Entries supplied ->
- Opening Delimiter -
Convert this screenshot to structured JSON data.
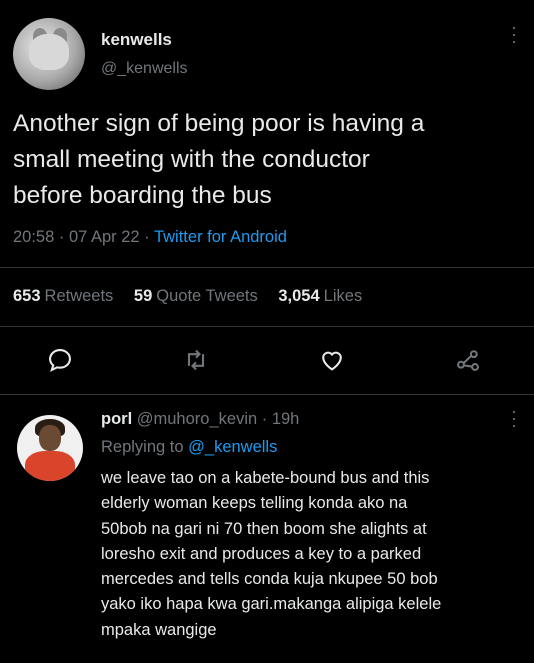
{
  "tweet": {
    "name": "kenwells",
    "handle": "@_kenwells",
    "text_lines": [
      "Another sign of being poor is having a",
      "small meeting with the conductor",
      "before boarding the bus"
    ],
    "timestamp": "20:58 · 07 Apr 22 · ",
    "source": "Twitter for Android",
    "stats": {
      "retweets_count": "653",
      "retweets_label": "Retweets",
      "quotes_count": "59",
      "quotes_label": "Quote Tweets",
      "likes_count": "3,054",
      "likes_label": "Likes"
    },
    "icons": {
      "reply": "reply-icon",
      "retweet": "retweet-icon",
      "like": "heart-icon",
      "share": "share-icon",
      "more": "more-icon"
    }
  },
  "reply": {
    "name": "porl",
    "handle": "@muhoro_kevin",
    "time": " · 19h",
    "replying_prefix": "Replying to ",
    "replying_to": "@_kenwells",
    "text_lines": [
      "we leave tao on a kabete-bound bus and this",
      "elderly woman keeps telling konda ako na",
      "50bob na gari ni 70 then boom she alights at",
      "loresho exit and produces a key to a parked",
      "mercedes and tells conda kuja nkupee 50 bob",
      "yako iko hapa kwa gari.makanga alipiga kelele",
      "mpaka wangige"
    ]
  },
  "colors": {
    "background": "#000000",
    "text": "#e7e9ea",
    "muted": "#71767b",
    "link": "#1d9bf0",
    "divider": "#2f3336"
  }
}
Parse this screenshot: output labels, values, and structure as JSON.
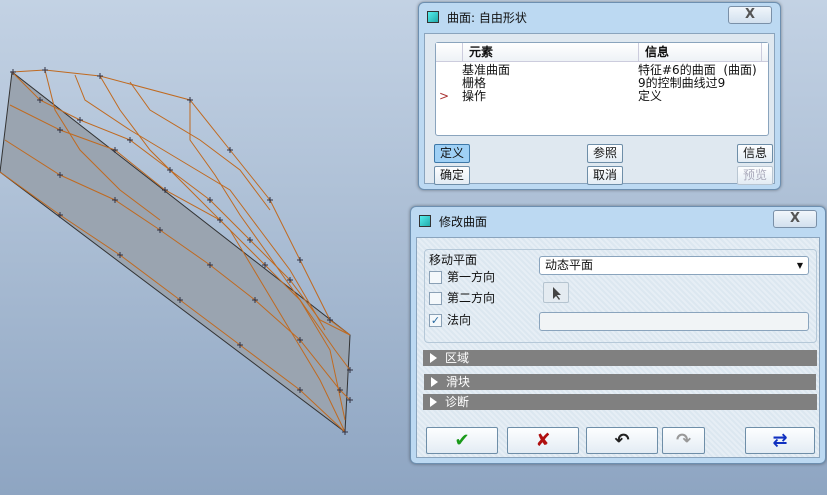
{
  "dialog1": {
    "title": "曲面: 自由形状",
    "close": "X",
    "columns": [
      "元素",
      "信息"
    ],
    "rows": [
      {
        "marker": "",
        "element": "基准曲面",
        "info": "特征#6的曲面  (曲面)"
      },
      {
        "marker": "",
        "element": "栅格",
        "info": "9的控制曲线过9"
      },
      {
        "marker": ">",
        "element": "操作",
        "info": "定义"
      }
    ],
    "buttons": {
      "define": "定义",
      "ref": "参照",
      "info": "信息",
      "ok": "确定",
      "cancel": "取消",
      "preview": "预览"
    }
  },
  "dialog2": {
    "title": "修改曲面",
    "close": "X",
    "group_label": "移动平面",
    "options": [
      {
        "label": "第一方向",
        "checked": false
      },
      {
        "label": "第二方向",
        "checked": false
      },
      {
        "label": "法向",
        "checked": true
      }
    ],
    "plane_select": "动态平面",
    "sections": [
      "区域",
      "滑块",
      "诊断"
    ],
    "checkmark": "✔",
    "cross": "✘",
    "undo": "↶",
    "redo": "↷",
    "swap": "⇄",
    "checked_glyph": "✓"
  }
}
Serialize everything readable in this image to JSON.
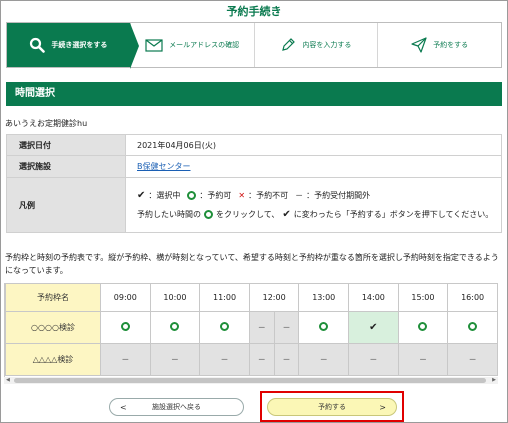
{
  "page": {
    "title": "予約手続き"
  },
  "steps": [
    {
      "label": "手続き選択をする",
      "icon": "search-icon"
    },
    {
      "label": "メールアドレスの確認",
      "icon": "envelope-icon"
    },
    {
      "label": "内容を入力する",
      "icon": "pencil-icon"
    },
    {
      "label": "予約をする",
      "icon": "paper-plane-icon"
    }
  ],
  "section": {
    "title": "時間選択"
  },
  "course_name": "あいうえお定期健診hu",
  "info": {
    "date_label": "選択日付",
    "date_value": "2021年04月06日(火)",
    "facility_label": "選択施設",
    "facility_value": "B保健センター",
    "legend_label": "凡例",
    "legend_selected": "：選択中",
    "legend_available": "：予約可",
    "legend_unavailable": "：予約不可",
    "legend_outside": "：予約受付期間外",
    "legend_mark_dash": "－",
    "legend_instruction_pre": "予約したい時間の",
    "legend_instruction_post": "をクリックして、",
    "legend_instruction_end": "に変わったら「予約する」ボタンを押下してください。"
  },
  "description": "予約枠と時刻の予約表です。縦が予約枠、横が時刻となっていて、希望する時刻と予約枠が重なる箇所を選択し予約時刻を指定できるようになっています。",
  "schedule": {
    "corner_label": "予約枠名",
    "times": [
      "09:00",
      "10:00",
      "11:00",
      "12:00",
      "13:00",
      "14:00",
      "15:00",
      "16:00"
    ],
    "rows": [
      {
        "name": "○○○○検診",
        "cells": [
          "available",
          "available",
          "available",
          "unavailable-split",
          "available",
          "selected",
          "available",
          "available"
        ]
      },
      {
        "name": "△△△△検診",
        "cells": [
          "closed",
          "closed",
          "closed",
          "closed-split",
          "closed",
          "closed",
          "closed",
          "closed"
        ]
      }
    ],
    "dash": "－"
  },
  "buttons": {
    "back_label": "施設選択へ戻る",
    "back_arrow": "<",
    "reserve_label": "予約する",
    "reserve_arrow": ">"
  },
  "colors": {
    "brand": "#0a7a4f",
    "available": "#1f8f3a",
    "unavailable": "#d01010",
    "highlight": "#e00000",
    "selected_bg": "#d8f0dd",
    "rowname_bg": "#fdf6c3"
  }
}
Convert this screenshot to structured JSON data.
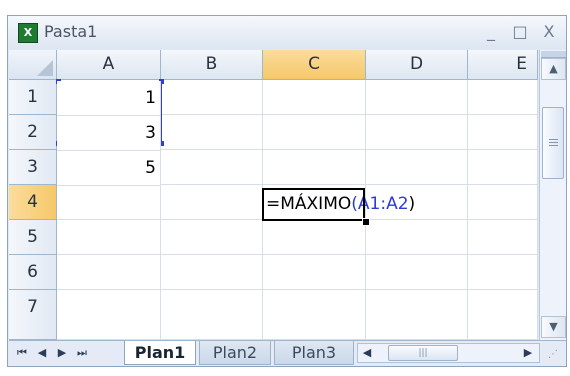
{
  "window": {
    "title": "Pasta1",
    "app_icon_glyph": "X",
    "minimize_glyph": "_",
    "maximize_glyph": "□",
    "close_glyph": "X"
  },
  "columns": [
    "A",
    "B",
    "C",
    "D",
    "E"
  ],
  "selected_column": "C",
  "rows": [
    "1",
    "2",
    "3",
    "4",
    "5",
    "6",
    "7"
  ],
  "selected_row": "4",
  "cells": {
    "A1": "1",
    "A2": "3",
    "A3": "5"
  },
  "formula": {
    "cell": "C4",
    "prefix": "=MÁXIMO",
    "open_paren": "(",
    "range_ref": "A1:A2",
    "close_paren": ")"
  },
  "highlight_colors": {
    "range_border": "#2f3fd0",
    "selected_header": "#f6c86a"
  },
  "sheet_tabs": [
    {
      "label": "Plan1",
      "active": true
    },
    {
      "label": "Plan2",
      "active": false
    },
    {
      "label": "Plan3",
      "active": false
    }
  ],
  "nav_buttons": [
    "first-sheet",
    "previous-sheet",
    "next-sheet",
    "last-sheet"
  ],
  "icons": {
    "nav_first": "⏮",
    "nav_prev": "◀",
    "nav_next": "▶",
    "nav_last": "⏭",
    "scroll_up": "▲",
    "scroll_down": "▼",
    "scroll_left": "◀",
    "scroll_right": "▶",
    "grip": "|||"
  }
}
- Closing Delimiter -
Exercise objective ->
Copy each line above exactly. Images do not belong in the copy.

Exercise answer ->
Convert this screenshot to structured JSON data.
{
  "tweet": {
    "name": "kenwells",
    "handle": "@_kenwells",
    "text_lines": [
      "Another sign of being poor is having a",
      "small meeting with the conductor",
      "before boarding the bus"
    ],
    "timestamp": "20:58 · 07 Apr 22 · ",
    "source": "Twitter for Android",
    "stats": {
      "retweets_count": "653",
      "retweets_label": "Retweets",
      "quotes_count": "59",
      "quotes_label": "Quote Tweets",
      "likes_count": "3,054",
      "likes_label": "Likes"
    },
    "icons": {
      "reply": "reply-icon",
      "retweet": "retweet-icon",
      "like": "heart-icon",
      "share": "share-icon",
      "more": "more-icon"
    }
  },
  "reply": {
    "name": "porl",
    "handle": "@muhoro_kevin",
    "time": " · 19h",
    "replying_prefix": "Replying to ",
    "replying_to": "@_kenwells",
    "text_lines": [
      "we leave tao on a kabete-bound bus and this",
      "elderly woman keeps telling konda ako na",
      "50bob na gari ni 70 then boom she alights at",
      "loresho exit and produces a key to a parked",
      "mercedes and tells conda kuja nkupee 50 bob",
      "yako iko hapa kwa gari.makanga alipiga kelele",
      "mpaka wangige"
    ]
  },
  "colors": {
    "background": "#000000",
    "text": "#e7e9ea",
    "muted": "#71767b",
    "link": "#1d9bf0",
    "divider": "#2f3336"
  }
}
Parse this screenshot: output labels, values, and structure as JSON.
{
  "dialog1": {
    "title": "曲面: 自由形状",
    "close": "X",
    "columns": [
      "元素",
      "信息"
    ],
    "rows": [
      {
        "marker": "",
        "element": "基准曲面",
        "info": "特征#6的曲面  (曲面)"
      },
      {
        "marker": "",
        "element": "栅格",
        "info": "9的控制曲线过9"
      },
      {
        "marker": ">",
        "element": "操作",
        "info": "定义"
      }
    ],
    "buttons": {
      "define": "定义",
      "ref": "参照",
      "info": "信息",
      "ok": "确定",
      "cancel": "取消",
      "preview": "预览"
    }
  },
  "dialog2": {
    "title": "修改曲面",
    "close": "X",
    "group_label": "移动平面",
    "options": [
      {
        "label": "第一方向",
        "checked": false
      },
      {
        "label": "第二方向",
        "checked": false
      },
      {
        "label": "法向",
        "checked": true
      }
    ],
    "plane_select": "动态平面",
    "sections": [
      "区域",
      "滑块",
      "诊断"
    ],
    "checkmark": "✔",
    "cross": "✘",
    "undo": "↶",
    "redo": "↷",
    "swap": "⇄",
    "checked_glyph": "✓"
  }
}
Serialize everything readable in this image to JSON.
{
  "page": {
    "title": "予約手続き"
  },
  "steps": [
    {
      "label": "手続き選択をする",
      "icon": "search-icon"
    },
    {
      "label": "メールアドレスの確認",
      "icon": "envelope-icon"
    },
    {
      "label": "内容を入力する",
      "icon": "pencil-icon"
    },
    {
      "label": "予約をする",
      "icon": "paper-plane-icon"
    }
  ],
  "section": {
    "title": "時間選択"
  },
  "course_name": "あいうえお定期健診hu",
  "info": {
    "date_label": "選択日付",
    "date_value": "2021年04月06日(火)",
    "facility_label": "選択施設",
    "facility_value": "B保健センター",
    "legend_label": "凡例",
    "legend_selected": "：選択中",
    "legend_available": "：予約可",
    "legend_unavailable": "：予約不可",
    "legend_outside": "：予約受付期間外",
    "legend_mark_dash": "－",
    "legend_instruction_pre": "予約したい時間の",
    "legend_instruction_post": "をクリックして、",
    "legend_instruction_end": "に変わったら「予約する」ボタンを押下してください。"
  },
  "description": "予約枠と時刻の予約表です。縦が予約枠、横が時刻となっていて、希望する時刻と予約枠が重なる箇所を選択し予約時刻を指定できるようになっています。",
  "schedule": {
    "corner_label": "予約枠名",
    "times": [
      "09:00",
      "10:00",
      "11:00",
      "12:00",
      "13:00",
      "14:00",
      "15:00",
      "16:00"
    ],
    "rows": [
      {
        "name": "○○○○検診",
        "cells": [
          "available",
          "available",
          "available",
          "unavailable-split",
          "available",
          "selected",
          "available",
          "available"
        ]
      },
      {
        "name": "△△△△検診",
        "cells": [
          "closed",
          "closed",
          "closed",
          "closed-split",
          "closed",
          "closed",
          "closed",
          "closed"
        ]
      }
    ],
    "dash": "－"
  },
  "buttons": {
    "back_label": "施設選択へ戻る",
    "back_arrow": "<",
    "reserve_label": "予約する",
    "reserve_arrow": ">"
  },
  "colors": {
    "brand": "#0a7a4f",
    "available": "#1f8f3a",
    "unavailable": "#d01010",
    "highlight": "#e00000",
    "selected_bg": "#d8f0dd",
    "rowname_bg": "#fdf6c3"
  }
}
Convert this screenshot to structured JSON data.
{
  "window": {
    "title": "Pasta1",
    "app_icon_glyph": "X",
    "minimize_glyph": "_",
    "maximize_glyph": "□",
    "close_glyph": "X"
  },
  "columns": [
    "A",
    "B",
    "C",
    "D",
    "E"
  ],
  "selected_column": "C",
  "rows": [
    "1",
    "2",
    "3",
    "4",
    "5",
    "6",
    "7"
  ],
  "selected_row": "4",
  "cells": {
    "A1": "1",
    "A2": "3",
    "A3": "5"
  },
  "formula": {
    "cell": "C4",
    "prefix": "=MÁXIMO",
    "open_paren": "(",
    "range_ref": "A1:A2",
    "close_paren": ")"
  },
  "highlight_colors": {
    "range_border": "#2f3fd0",
    "selected_header": "#f6c86a"
  },
  "sheet_tabs": [
    {
      "label": "Plan1",
      "active": true
    },
    {
      "label": "Plan2",
      "active": false
    },
    {
      "label": "Plan3",
      "active": false
    }
  ],
  "nav_buttons": [
    "first-sheet",
    "previous-sheet",
    "next-sheet",
    "last-sheet"
  ],
  "icons": {
    "nav_first": "⏮",
    "nav_prev": "◀",
    "nav_next": "▶",
    "nav_last": "⏭",
    "scroll_up": "▲",
    "scroll_down": "▼",
    "scroll_left": "◀",
    "scroll_right": "▶",
    "grip": "|||"
  }
}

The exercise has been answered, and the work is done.